12/11/2019 11:46 AM AEDT | Updated 12/11/2019 11:55 AM AEDT

NSW Bushfires Smoke Blankets Sydney, Haze Reaches New Zealand

As one of Australia’s worst bushfire seasons continues, the haze has travelled across the Tasman Sea to our neighbours.

REUTERS/STEPHEN COATES
The Sydney Opera House is seen through smoke from bushfires in Sydney, Australia, November 11, 2019.

As authorities declare a state of emergency in one of Australia’s worst bushfire seasons, the smoke has reached as far as New Zealand. 

Satellite imagery has shown that the smoke had already travelled across the Tasman Sea onto New Zealand’s South Island as of Saturday, and it’s expected to reach the North Island by Wednesday afternoon. 

On Tuesday morning New Zealand Prime Minister Jacinda Ardern confirmed to One News that 21 additional firefighters would be sent over to help battle the fires in New South Wales. 

The fires have swept across New South Wales and Queensland, with the Rural Fire Service urging residents in high risk areas to evacuate ahead of looming “catastrophic” fire conditions.

On Monday afternoon NSW Health advised people in Sydney and the Hunter to take precautions as poor air quality’s expected from the smoke being blown south from fires on the Mid-North Coast.

“The best way to reduce exposure to smoke is to stay indoors with the doors and windows shut,” said NSW Health Director of Environmental Health, Dr Richard Broome.

“Air conditioning can also help to filter particles from indoor air.”

Bushfires have already killed three people in NSW and destroyed more than 150 homes. Officials expect adverse heat and wind conditions to peak at “unprecedented” levels on Tuesday.

The current severe outbreak, well before the summer peak, has caught many by surprise.

“Everybody has to be on alert no matter where you are and everybody has to assume the worst and we cannot allow complacency to creep in,” NSW Premier Gladys Berejiklian told reporters in Sydney.

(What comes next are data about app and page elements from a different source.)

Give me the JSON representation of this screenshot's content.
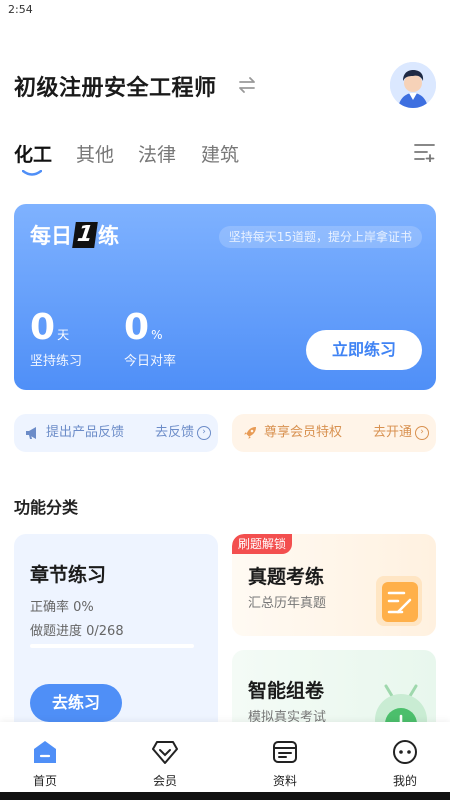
{
  "status_bar": {
    "time": "2:54"
  },
  "header": {
    "title": "初级注册安全工程师",
    "switch_icon": "switch-arrows-icon",
    "avatar_icon": "user-avatar"
  },
  "tabs": [
    {
      "label": "化工",
      "active": true
    },
    {
      "label": "其他",
      "active": false
    },
    {
      "label": "法律",
      "active": false
    },
    {
      "label": "建筑",
      "active": false
    }
  ],
  "tab_menu_icon": "list-add-icon",
  "daily_card": {
    "title_prefix": "每日",
    "title_number": "1",
    "title_suffix": "练",
    "tip": "坚持每天15道题，提分上岸拿证书",
    "stats": [
      {
        "value": "0",
        "unit": "天",
        "label": "坚持练习"
      },
      {
        "value": "0",
        "unit": "%",
        "label": "今日对率"
      }
    ],
    "button": "立即练习"
  },
  "pills": {
    "feedback": {
      "text": "提出产品反馈",
      "action": "去反馈",
      "icon": "megaphone-icon"
    },
    "vip": {
      "text": "尊享会员特权",
      "action": "去开通",
      "icon": "rocket-icon"
    }
  },
  "section_title": "功能分类",
  "chapter_card": {
    "title": "章节练习",
    "accuracy_label": "正确率 0%",
    "progress_label": "做题进度 0/268",
    "progress_done": 0,
    "progress_total": 268,
    "button": "去练习"
  },
  "exam_card": {
    "badge": "刷题解锁",
    "title": "真题考练",
    "subtitle": "汇总历年真题",
    "icon": "exam-paper-icon"
  },
  "smart_card": {
    "title": "智能组卷",
    "subtitle": "模拟真实考试",
    "icon": "robot-icon"
  },
  "bottom_nav": [
    {
      "label": "首页",
      "icon": "home-icon",
      "active": true
    },
    {
      "label": "会员",
      "icon": "vip-diamond-icon",
      "active": false
    },
    {
      "label": "资料",
      "icon": "document-icon",
      "active": false
    },
    {
      "label": "我的",
      "icon": "profile-icon",
      "active": false
    }
  ],
  "colors": {
    "primary": "#4f8ff7",
    "card_gradient_top": "#7fb2ff",
    "vip_orange": "#d89150",
    "badge_red": "#f34f4f"
  }
}
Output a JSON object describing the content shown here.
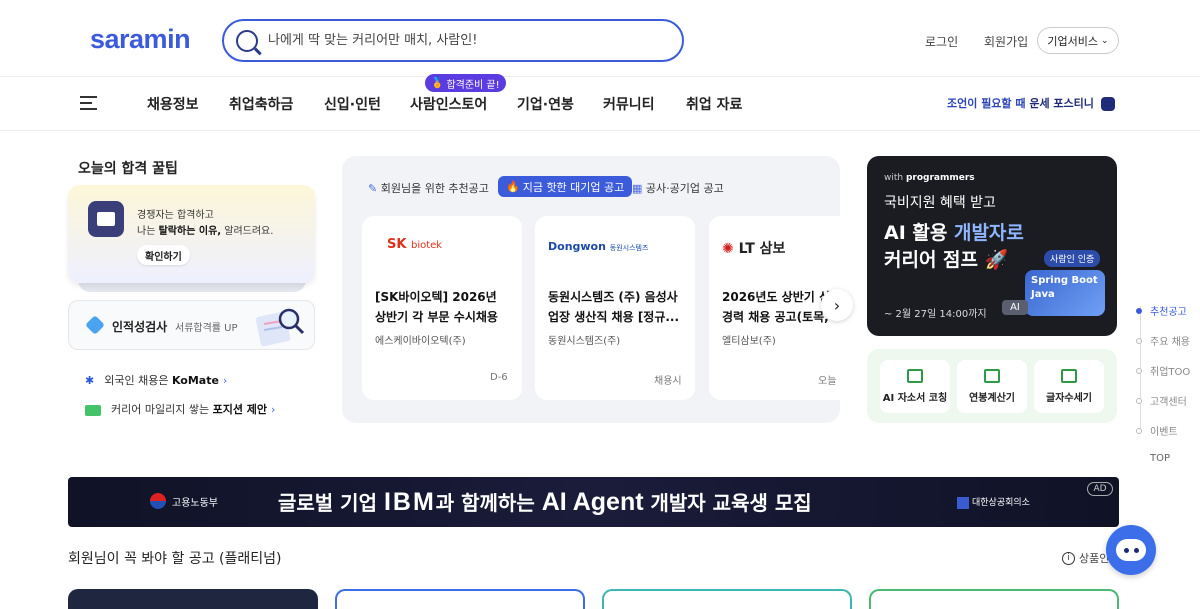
{
  "header": {
    "logo": "saramin",
    "search_placeholder": "나에게 딱 맞는 커리어만 매치, 사람인!",
    "login": "로그인",
    "signup": "회원가입",
    "business_services": "기업서비스"
  },
  "nav": {
    "items": [
      "채용정보",
      "취업축하금",
      "신입·인턴",
      "사람인스토어",
      "기업·연봉",
      "커뮤니티",
      "취업 자료"
    ],
    "badge": "합격준비 끝!",
    "right_text": "조언이 필요할 때",
    "right_bold": "운세 포스티니"
  },
  "tips": {
    "title": "오늘의 합격 꿀팁",
    "line1": "경쟁자는 합격하고",
    "line2_pre": "나는 ",
    "line2_bold": "탈락하는 이유,",
    "line2_post": " 알려드려요.",
    "button": "확인하기"
  },
  "aptitude": {
    "title": "인적성검사",
    "subtitle": "서류합격률 UP"
  },
  "links": [
    {
      "pre": "외국인 채용은 ",
      "bold": "KoMate"
    },
    {
      "pre": "커리어 마일리지 쌓는 ",
      "bold": "포지션 제안"
    }
  ],
  "recommend": {
    "tabs": [
      "회원님을 위한 추천공고",
      "지금 핫한 대기업 공고",
      "공사·공기업 공고"
    ],
    "cards": [
      {
        "logo": "SK biotek",
        "title_l1": "[SK바이오텍] 2026년",
        "title_l2": "상반기 각 부문 수시채용",
        "company": "에스케이바이오텍(주)",
        "dday": "D-6"
      },
      {
        "logo": "Dongwon 동원시스템즈",
        "title_l1": "동원시스템즈 (주) 음성사",
        "title_l2": "업장 생산직 채용 [정규...",
        "company": "동원시스템즈(주)",
        "dday": "채용시"
      },
      {
        "logo": "LT 삼보",
        "title_l1": "2026년도 상반기 신",
        "title_l2": "경력 채용 공고(토목,",
        "company": "엘티삼보(주)",
        "dday": "오늘"
      }
    ]
  },
  "ad_right": {
    "with": "with",
    "brand": "programmers",
    "line1": "국비지원 혜택 받고",
    "line2_a": "AI 활용 ",
    "line2_b": "개발자로",
    "line3": "커리어 점프",
    "cert": "사람인 인증",
    "spring": "Spring Boot",
    "java": "Java",
    "date": "~ 2월 27일 14:00까지",
    "ai_tag": "AI"
  },
  "tools": [
    "AI 자소서 코칭",
    "연봉계산기",
    "글자수세기"
  ],
  "side_nav": {
    "items": [
      "추천공고",
      "주요 채용",
      "취업TOO",
      "고객센터",
      "이벤트"
    ],
    "top": "TOP"
  },
  "wide_banner": {
    "gov": "고용노동부",
    "text_a": "글로벌 기업 ",
    "ibm": "IBM",
    "text_b": "과 함께하는 ",
    "ai_agent": "AI Agent",
    "text_c": " 개발자 교육생 모집",
    "org": "대한상공회의소",
    "ad": "AD"
  },
  "section": {
    "title": "회원님이 꼭 봐야 할 공고 (플래티넘)",
    "product_info": "상품인"
  },
  "colors": {
    "brand": "#3b5bdb",
    "nav_badge": "#5b3ce0",
    "tool_panel": "#eef8ee"
  }
}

The country’s most populous city has been designated at “catastrophic fire danger” for Tuesday, when temperatures as high as 37 degrees Celsius are forecast to combine with powerful winds for potentially deadly conditions. It is the first time Sydney has been rated at that level since new fire danger ratings were introduced in 2009.

With additional reporting by Colin Packham (Reuters).